Seven times more Americans age 12 and older use alcohol than marijuana. If legalization states don't draw up regulations that are tougher than those regulating alcohol and tobacco, we can expect to see huge increases in marijuana use, especially among children. They have a daunting task.
As I watch the new PBS series, "Makers: The Women Who Make America," which kicked off Feb. 26th, I am reminded of my encounter with one of those makers, Gloria Steinem, in the election battleground state of Ohio last fall.
Travelling back and forward between Tehran and the U.S. in 1980, I was struck by the total inability of Americans, even at the highest level, to understand the history that drove the hatred of all things American that had exploded in Iran.
It surprises me that during these times of economic distress, taxpayers don't protest with the upside-down logic of spending more money to lock people in cages while spending less money to educate people.
Carter recently met with Fidel Castro casually and at length in his living room.
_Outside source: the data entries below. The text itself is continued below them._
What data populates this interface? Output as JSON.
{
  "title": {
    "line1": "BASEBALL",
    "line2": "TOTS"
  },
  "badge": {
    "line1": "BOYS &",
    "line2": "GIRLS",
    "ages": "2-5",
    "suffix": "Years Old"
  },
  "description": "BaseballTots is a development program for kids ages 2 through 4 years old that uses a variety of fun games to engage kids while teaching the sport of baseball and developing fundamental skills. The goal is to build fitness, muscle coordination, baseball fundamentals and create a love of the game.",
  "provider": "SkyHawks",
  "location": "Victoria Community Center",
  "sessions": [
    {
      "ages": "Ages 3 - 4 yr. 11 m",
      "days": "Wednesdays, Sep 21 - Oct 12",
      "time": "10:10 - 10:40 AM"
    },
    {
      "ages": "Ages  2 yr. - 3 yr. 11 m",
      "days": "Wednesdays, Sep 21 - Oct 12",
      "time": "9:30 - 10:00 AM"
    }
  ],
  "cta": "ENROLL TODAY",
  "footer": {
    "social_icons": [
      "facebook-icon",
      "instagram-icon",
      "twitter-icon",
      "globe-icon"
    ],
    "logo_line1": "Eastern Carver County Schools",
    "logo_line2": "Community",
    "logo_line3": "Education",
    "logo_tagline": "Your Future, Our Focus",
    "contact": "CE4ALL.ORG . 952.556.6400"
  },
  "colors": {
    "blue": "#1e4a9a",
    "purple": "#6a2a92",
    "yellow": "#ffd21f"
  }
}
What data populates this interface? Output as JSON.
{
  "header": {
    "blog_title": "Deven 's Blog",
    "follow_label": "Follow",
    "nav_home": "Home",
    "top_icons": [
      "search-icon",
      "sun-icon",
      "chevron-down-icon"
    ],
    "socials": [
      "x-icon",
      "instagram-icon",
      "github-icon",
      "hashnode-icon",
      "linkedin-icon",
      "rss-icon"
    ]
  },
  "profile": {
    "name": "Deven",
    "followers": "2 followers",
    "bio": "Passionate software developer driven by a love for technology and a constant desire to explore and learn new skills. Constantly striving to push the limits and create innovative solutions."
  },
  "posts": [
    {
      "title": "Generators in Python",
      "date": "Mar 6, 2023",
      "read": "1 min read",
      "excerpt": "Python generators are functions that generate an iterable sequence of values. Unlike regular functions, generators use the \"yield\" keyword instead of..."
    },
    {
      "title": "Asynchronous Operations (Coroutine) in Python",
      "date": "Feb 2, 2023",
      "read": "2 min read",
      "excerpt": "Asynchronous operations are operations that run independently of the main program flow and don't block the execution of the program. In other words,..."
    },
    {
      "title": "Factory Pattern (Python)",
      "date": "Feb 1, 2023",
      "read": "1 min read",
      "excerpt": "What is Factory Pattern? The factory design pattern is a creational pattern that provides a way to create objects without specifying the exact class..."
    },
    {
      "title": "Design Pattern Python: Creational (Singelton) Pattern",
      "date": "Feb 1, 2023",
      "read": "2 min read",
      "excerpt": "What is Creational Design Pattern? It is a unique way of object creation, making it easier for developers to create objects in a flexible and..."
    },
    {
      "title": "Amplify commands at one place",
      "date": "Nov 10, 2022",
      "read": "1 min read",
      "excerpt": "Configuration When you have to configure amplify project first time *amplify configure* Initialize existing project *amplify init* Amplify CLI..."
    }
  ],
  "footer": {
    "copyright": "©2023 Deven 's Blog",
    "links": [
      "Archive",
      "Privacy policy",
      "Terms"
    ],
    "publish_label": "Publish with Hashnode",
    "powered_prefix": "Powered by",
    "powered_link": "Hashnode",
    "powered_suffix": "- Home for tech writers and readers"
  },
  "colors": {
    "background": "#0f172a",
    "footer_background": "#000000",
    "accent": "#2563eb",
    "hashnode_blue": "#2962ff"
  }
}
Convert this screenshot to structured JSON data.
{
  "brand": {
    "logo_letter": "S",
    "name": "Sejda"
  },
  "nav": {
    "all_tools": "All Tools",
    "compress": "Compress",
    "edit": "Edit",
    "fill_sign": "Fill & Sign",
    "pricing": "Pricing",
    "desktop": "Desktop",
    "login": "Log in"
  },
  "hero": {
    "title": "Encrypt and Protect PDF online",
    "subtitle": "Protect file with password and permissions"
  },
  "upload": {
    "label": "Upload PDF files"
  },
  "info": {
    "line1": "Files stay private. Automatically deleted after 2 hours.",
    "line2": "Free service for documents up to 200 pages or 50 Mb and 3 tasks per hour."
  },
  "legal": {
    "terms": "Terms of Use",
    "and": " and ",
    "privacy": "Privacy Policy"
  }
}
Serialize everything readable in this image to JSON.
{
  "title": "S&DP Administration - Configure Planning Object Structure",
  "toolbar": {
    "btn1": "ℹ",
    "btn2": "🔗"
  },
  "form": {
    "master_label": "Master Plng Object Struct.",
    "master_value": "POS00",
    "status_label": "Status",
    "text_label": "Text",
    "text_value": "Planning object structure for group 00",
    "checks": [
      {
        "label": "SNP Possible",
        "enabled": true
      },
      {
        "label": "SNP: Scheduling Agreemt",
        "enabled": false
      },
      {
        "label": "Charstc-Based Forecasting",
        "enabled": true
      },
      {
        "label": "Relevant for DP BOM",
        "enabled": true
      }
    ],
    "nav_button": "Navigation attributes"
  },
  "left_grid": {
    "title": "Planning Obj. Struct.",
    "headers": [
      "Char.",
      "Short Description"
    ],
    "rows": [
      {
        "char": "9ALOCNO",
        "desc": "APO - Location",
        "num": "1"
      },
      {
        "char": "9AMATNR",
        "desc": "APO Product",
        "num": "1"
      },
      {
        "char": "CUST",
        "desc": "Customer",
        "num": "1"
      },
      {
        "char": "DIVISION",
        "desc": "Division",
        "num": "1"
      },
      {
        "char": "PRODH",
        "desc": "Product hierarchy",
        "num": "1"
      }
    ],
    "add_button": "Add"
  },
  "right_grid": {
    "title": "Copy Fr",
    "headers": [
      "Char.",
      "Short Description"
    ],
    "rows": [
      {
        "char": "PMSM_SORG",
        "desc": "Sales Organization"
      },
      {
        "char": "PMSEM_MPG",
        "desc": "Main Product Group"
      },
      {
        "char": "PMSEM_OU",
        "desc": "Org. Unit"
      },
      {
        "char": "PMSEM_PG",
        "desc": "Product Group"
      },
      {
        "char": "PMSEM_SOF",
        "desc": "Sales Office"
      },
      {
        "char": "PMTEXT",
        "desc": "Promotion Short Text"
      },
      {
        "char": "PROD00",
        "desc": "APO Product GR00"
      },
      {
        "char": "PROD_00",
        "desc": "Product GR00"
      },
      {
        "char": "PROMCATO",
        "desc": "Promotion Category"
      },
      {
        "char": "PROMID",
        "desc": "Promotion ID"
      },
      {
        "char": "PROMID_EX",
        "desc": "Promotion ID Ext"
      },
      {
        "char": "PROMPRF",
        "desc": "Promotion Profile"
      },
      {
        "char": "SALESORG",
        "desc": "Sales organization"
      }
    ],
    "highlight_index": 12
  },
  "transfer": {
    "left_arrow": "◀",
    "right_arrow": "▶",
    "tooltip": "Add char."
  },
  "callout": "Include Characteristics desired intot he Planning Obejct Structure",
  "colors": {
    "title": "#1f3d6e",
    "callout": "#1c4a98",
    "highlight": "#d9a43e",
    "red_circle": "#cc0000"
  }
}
As before, Carter found points on which to praise the government, but it sounded more like diplomatic formalities than real points of consensus.
The U.S. seems to have already begun its own "lost decade." Unlike Japan, the U.S. is expending its precious resources on fighting two debilitating wars and maintaining a declining empire. If we're lucky we will be "lost" only for a decade.